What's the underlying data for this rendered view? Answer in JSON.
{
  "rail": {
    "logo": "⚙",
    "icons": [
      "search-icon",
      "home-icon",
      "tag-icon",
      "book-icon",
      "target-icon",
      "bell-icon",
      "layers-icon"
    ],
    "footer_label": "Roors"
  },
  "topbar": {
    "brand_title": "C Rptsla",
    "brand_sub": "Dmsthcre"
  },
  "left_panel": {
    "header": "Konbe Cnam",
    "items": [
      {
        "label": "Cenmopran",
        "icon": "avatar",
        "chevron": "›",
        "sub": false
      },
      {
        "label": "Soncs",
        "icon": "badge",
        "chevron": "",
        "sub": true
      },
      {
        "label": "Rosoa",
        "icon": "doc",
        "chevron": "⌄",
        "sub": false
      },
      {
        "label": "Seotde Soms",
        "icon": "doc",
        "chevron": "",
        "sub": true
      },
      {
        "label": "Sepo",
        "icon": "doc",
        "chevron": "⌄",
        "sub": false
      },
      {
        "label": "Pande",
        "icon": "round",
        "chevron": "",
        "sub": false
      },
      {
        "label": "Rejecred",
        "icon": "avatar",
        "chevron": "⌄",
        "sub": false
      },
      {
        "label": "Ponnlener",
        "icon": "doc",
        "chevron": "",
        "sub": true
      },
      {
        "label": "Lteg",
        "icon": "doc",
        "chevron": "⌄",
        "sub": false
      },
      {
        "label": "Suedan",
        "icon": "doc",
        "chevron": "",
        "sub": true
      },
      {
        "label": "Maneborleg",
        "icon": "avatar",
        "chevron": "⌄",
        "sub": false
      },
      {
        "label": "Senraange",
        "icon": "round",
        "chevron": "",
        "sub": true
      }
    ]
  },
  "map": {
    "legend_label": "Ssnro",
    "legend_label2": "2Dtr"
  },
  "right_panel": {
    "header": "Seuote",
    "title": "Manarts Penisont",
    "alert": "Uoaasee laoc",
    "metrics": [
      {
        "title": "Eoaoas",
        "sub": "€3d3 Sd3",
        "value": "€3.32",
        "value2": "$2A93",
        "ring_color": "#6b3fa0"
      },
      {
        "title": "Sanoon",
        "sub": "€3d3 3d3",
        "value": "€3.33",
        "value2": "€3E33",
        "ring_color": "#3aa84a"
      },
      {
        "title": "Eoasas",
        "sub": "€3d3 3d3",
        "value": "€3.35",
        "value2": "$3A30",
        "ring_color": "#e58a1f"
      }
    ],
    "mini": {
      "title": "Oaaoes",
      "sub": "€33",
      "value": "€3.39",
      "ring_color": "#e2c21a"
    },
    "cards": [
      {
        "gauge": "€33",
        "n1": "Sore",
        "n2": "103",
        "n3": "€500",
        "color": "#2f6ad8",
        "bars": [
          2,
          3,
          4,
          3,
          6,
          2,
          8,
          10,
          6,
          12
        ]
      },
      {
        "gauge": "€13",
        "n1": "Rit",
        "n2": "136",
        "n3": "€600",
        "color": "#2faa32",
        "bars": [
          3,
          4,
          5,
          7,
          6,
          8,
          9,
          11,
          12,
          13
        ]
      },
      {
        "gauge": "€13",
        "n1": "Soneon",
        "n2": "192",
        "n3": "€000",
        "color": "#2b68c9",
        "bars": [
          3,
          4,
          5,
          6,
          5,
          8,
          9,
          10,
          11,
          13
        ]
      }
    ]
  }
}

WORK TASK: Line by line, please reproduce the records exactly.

OUTPUT FOR THIS TASK:
What's the underlying data for this rendered view? Answer in JSON.
{
  "rail": {
    "logo": "⚙",
    "icons": [
      "search-icon",
      "home-icon",
      "tag-icon",
      "book-icon",
      "target-icon",
      "bell-icon",
      "layers-icon"
    ],
    "footer_label": "Roors"
  },
  "topbar": {
    "brand_title": "C Rptsla",
    "brand_sub": "Dmsthcre"
  },
  "left_panel": {
    "header": "Konbe Cnam",
    "items": [
      {
        "label": "Cenmopran",
        "icon": "avatar",
        "chevron": "›",
        "sub": false
      },
      {
        "label": "Soncs",
        "icon": "badge",
        "chevron": "",
        "sub": true
      },
      {
        "label": "Rosoa",
        "icon": "doc",
        "chevron": "⌄",
        "sub": false
      },
      {
        "label": "Seotde Soms",
        "icon": "doc",
        "chevron": "",
        "sub": true
      },
      {
        "label": "Sepo",
        "icon": "doc",
        "chevron": "⌄",
        "sub": false
      },
      {
        "label": "Pande",
        "icon": "round",
        "chevron": "",
        "sub": false
      },
      {
        "label": "Rejecred",
        "icon": "avatar",
        "chevron": "⌄",
        "sub": false
      },
      {
        "label": "Ponnlener",
        "icon": "doc",
        "chevron": "",
        "sub": true
      },
      {
        "label": "Lteg",
        "icon": "doc",
        "chevron": "⌄",
        "sub": false
      },
      {
        "label": "Suedan",
        "icon": "doc",
        "chevron": "",
        "sub": true
      },
      {
        "label": "Maneborleg",
        "icon": "avatar",
        "chevron": "⌄",
        "sub": false
      },
      {
        "label": "Senraange",
        "icon": "round",
        "chevron": "",
        "sub": true
      }
    ]
  },
  "map": {
    "legend_label": "Ssnro",
    "legend_label2": "2Dtr"
  },
  "right_panel": {
    "header": "Seuote",
    "title": "Manarts Penisont",
    "alert": "Uoaasee laoc",
    "metrics": [
      {
        "title": "Eoaoas",
        "sub": "€3d3 Sd3",
        "value": "€3.32",
        "value2": "$2A93",
        "ring_color": "#6b3fa0"
      },
      {
        "title": "Sanoon",
        "sub": "€3d3 3d3",
        "value": "€3.33",
        "value2": "€3E33",
        "ring_color": "#3aa84a"
      },
      {
        "title": "Eoasas",
        "sub": "€3d3 3d3",
        "value": "€3.35",
        "value2": "$3A30",
        "ring_color": "#e58a1f"
      }
    ],
    "mini": {
      "title": "Oaaoes",
      "sub": "€33",
      "value": "€3.39",
      "ring_color": "#e2c21a"
    },
    "cards": [
      {
        "gauge": "€33",
        "n1": "Sore",
        "n2": "103",
        "n3": "€500",
        "color": "#2f6ad8",
        "bars": [
          2,
          3,
          4,
          3,
          6,
          2,
          8,
          10,
          6,
          12
        ]
      },
      {
        "gauge": "€13",
        "n1": "Rit",
        "n2": "136",
        "n3": "€600",
        "color": "#2faa32",
        "bars": [
          3,
          4,
          5,
          7,
          6,
          8,
          9,
          11,
          12,
          13
        ]
      },
      {
        "gauge": "€13",
        "n1": "Soneon",
        "n2": "192",
        "n3": "€000",
        "color": "#2b68c9",
        "bars": [
          3,
          4,
          5,
          6,
          5,
          8,
          9,
          10,
          11,
          13
        ]
      }
    ]
  }
}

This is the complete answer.